**TRY IT:**
Each of the lines below must be restated exactly.
Start of SOURCE MATERIAL
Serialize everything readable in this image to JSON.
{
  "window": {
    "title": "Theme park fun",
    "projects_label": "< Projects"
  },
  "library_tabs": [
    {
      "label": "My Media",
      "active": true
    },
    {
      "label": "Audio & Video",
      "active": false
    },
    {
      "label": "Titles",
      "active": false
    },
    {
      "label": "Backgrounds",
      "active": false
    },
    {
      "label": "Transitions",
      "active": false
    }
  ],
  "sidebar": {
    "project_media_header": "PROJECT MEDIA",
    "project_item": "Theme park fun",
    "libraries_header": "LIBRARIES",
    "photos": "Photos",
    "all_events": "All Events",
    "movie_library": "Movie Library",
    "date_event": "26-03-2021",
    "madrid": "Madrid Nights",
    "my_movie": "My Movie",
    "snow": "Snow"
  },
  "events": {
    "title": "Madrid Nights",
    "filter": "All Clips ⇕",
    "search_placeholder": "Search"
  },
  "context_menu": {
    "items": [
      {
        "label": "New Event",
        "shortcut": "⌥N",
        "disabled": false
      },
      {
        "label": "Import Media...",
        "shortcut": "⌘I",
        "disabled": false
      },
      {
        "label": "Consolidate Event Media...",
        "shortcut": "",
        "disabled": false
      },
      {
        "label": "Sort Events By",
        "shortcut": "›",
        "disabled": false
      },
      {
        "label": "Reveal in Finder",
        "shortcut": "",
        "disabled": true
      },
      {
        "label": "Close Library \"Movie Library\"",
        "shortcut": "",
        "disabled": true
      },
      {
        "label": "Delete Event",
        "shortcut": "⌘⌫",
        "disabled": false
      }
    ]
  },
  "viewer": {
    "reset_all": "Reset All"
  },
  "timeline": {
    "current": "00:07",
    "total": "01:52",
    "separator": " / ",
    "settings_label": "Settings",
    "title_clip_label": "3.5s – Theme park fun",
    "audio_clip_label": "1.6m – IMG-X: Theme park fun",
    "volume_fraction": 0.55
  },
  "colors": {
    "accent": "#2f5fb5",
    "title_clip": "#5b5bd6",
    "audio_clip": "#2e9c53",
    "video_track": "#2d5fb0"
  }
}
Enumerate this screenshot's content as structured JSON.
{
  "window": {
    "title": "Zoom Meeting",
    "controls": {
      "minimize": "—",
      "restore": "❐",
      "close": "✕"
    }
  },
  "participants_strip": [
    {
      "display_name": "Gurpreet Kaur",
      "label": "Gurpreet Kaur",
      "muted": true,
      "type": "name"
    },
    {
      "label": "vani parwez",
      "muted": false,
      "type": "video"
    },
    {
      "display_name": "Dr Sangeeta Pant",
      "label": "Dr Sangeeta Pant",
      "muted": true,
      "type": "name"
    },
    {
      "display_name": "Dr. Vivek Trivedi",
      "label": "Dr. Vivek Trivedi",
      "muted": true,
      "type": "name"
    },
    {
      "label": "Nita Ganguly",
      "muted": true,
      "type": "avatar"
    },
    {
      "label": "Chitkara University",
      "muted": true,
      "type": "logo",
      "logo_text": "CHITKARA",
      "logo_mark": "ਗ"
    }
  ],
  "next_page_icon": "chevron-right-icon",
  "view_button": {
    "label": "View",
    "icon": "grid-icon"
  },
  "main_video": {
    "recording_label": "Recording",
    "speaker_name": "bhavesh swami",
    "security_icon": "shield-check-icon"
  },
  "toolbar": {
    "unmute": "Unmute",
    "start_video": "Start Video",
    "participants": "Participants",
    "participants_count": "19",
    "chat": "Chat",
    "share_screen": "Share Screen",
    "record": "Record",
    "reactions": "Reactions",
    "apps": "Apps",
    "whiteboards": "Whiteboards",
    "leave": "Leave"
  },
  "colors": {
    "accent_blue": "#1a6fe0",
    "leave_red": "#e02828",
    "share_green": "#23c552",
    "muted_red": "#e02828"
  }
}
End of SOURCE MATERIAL
**REPLY:**
Serialize everything readable in this image to JSON.
{
  "window": {
    "title": "Theme park fun",
    "projects_label": "< Projects"
  },
  "library_tabs": [
    {
      "label": "My Media",
      "active": true
    },
    {
      "label": "Audio & Video",
      "active": false
    },
    {
      "label": "Titles",
      "active": false
    },
    {
      "label": "Backgrounds",
      "active": false
    },
    {
      "label": "Transitions",
      "active": false
    }
  ],
  "sidebar": {
    "project_media_header": "PROJECT MEDIA",
    "project_item": "Theme park fun",
    "libraries_header": "LIBRARIES",
    "photos": "Photos",
    "all_events": "All Events",
    "movie_library": "Movie Library",
    "date_event": "26-03-2021",
    "madrid": "Madrid Nights",
    "my_movie": "My Movie",
    "snow": "Snow"
  },
  "events": {
    "title": "Madrid Nights",
    "filter": "All Clips ⇕",
    "search_placeholder": "Search"
  },
  "context_menu": {
    "items": [
      {
        "label": "New Event",
        "shortcut": "⌥N",
        "disabled": false
      },
      {
        "label": "Import Media...",
        "shortcut": "⌘I",
        "disabled": false
      },
      {
        "label": "Consolidate Event Media...",
        "shortcut": "",
        "disabled": false
      },
      {
        "label": "Sort Events By",
        "shortcut": "›",
        "disabled": false
      },
      {
        "label": "Reveal in Finder",
        "shortcut": "",
        "disabled": true
      },
      {
        "label": "Close Library \"Movie Library\"",
        "shortcut": "",
        "disabled": true
      },
      {
        "label": "Delete Event",
        "shortcut": "⌘⌫",
        "disabled": false
      }
    ]
  },
  "viewer": {
    "reset_all": "Reset All"
  },
  "timeline": {
    "current": "00:07",
    "total": "01:52",
    "separator": " / ",
    "settings_label": "Settings",
    "title_clip_label": "3.5s – Theme park fun",
    "audio_clip_label": "1.6m – IMG-X: Theme park fun",
    "volume_fraction": 0.55
  },
  "colors": {
    "accent": "#2f5fb5",
    "title_clip": "#5b5bd6",
    "audio_clip": "#2e9c53",
    "video_track": "#2d5fb0"
  }
}
Enumerate this screenshot's content as structured JSON.
{
  "window": {
    "title": "Zoom Meeting",
    "controls": {
      "minimize": "—",
      "restore": "❐",
      "close": "✕"
    }
  },
  "participants_strip": [
    {
      "display_name": "Gurpreet Kaur",
      "label": "Gurpreet Kaur",
      "muted": true,
      "type": "name"
    },
    {
      "label": "vani parwez",
      "muted": false,
      "type": "video"
    },
    {
      "display_name": "Dr Sangeeta Pant",
      "label": "Dr Sangeeta Pant",
      "muted": true,
      "type": "name"
    },
    {
      "display_name": "Dr. Vivek Trivedi",
      "label": "Dr. Vivek Trivedi",
      "muted": true,
      "type": "name"
    },
    {
      "label": "Nita Ganguly",
      "muted": true,
      "type": "avatar"
    },
    {
      "label": "Chitkara University",
      "muted": true,
      "type": "logo",
      "logo_text": "CHITKARA",
      "logo_mark": "ਗ"
    }
  ],
  "next_page_icon": "chevron-right-icon",
  "view_button": {
    "label": "View",
    "icon": "grid-icon"
  },
  "main_video": {
    "recording_label": "Recording",
    "speaker_name": "bhavesh swami",
    "security_icon": "shield-check-icon"
  },
  "toolbar": {
    "unmute": "Unmute",
    "start_video": "Start Video",
    "participants": "Participants",
    "participants_count": "19",
    "chat": "Chat",
    "share_screen": "Share Screen",
    "record": "Record",
    "reactions": "Reactions",
    "apps": "Apps",
    "whiteboards": "Whiteboards",
    "leave": "Leave"
  },
  "colors": {
    "accent_blue": "#1a6fe0",
    "leave_red": "#e02828",
    "share_green": "#23c552",
    "muted_red": "#e02828"
  }
}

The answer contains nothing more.